“The proliferation of lactobacilli ... produce numerous helpful enzymes as well as antibiotic and anticarcinogenic substances. Their main by-product, lactic acid... promotes the growth of healthy flora throughout the intestine.”
Sally Fallon, Nourishing Traditions, pg 89
From Dr. David Williams' newsletter Alternatives:
"Traditional fermented foods help balance the production of stomach acid. Fermented foods have the unique ability to.. [and] ease digestive discomfort related to having either too much or too little stomach acid.
Fermented foods help the body produce acetylcholine, [...] a neurotransmitter [which] increase the movement of the bowel, can alleviate constipation problems, [...] acts as potent digestive aids.
Traditional fermented foods are beneficial for people with diabetes[-] improving pancreatic function, [...] carbohydrates in lactic acid–fermented foods have been broken down or "pre-digested," [...] and don't burden the pancreas.
Fermented foods produce numerous unknown compounds that destroy and inhibit the growth of pathogenic bacteria, such as cholera and typhoid... lactic acid bacteria found in sourdough bread, and discovered that it seemed to be more effective than other strains at killing microbes [...] quickly eliminated the super-bugs currently resistant to most antibiotics.
Health Benefits of Ginger
- Ovarian Cancer Treatment as per study at the University of Michigan Comprehensive Cancer Center.
- Colon Cancer Prevention as per a study at the University of Minnesota.
- Morning Sickness as per several studies that concluded that ginger is just as effective as vitamin B6 in the treatment of morning sickness.
- Motion Sickness Remedy.
- Reduces Pain and Inflammation-ginger has anti-inflammatory properties and is a powerful natural painkiller.
- Heartburn Relief when taken in the form of tea.
- Cold and Flu Prevention and Treatment.
- Helpful for stomach flus or food poisoning, positive effects ginger has upon digestive tract.
- Migraine Relief- it stop prostaglandins from causing pain and inflammation in blood vessels.
- Menstrual Cramp Relief
- Prevention of Diabetic Nephropathy

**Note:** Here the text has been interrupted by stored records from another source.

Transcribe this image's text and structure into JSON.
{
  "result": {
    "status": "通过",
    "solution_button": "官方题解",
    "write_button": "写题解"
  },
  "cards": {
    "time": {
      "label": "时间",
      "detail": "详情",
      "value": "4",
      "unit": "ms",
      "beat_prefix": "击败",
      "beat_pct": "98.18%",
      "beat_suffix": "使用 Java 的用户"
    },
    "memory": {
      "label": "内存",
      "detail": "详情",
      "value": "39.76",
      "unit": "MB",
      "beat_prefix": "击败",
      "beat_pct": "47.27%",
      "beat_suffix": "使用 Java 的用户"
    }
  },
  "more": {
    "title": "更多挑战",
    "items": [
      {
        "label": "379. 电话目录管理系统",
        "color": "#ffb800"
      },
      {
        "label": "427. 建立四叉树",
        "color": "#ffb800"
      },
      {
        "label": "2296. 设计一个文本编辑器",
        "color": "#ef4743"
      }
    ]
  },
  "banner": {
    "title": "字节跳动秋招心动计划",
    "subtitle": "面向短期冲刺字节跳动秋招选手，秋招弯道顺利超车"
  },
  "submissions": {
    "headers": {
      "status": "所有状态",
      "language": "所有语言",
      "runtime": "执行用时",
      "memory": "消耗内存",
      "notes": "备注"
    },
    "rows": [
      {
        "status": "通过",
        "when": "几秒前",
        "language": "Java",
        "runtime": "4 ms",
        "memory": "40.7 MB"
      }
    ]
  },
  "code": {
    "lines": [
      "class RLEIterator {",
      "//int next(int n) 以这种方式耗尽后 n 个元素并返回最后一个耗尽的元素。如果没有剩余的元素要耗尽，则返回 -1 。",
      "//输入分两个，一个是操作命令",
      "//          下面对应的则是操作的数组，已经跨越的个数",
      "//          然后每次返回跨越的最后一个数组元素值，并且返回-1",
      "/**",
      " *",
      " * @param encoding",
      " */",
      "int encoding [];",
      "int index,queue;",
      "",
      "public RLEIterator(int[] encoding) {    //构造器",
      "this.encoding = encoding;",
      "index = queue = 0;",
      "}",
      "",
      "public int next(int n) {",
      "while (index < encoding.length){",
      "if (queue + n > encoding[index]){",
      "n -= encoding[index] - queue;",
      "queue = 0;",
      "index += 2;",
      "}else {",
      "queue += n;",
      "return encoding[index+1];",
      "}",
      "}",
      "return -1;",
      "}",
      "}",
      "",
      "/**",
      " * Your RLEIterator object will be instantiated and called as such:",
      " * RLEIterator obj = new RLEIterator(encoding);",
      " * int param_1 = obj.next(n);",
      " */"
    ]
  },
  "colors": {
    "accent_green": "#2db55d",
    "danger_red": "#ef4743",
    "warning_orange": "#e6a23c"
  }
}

Are you a soda drinker? What is your favorite type of soda? Do your kids like it? Have you ever heard of lacto-fermented soda before? Have you heard of a ginger bug before? Have you ever made either? If so, what flavor did you like to make?
Does this seem like something you'd try?

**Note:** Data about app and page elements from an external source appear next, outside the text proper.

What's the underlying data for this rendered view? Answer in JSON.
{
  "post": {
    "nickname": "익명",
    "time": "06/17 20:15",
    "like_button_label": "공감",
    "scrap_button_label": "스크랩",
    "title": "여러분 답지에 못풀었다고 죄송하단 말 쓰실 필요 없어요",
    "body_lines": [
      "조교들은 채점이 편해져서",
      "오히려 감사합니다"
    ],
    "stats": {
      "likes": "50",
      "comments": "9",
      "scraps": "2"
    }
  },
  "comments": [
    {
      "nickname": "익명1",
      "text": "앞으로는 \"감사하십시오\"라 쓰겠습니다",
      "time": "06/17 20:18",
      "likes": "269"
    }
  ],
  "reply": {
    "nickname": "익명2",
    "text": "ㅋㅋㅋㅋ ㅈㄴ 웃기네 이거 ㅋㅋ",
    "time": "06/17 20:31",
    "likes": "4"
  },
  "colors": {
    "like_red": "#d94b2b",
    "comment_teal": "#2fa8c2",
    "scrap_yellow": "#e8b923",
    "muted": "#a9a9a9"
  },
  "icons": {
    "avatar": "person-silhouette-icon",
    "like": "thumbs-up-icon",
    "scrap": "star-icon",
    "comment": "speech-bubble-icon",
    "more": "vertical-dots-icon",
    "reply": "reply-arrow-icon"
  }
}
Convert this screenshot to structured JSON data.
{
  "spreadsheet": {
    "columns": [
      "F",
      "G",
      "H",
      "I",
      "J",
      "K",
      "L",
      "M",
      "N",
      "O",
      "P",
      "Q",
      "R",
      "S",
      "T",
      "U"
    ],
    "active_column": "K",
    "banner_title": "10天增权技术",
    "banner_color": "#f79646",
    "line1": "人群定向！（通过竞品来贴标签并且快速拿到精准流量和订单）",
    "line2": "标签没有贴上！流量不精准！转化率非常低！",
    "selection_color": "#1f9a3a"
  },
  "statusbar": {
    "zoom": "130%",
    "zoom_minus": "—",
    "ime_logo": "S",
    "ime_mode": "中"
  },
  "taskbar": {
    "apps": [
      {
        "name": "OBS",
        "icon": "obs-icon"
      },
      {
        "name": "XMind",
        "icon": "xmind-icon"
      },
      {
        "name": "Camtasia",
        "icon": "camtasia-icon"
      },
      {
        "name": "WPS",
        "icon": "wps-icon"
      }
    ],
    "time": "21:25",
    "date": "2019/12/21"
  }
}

Do you try to have probiotics regularly, either in pill form or via fermented foods and drinks? What do you take to give you probiotics?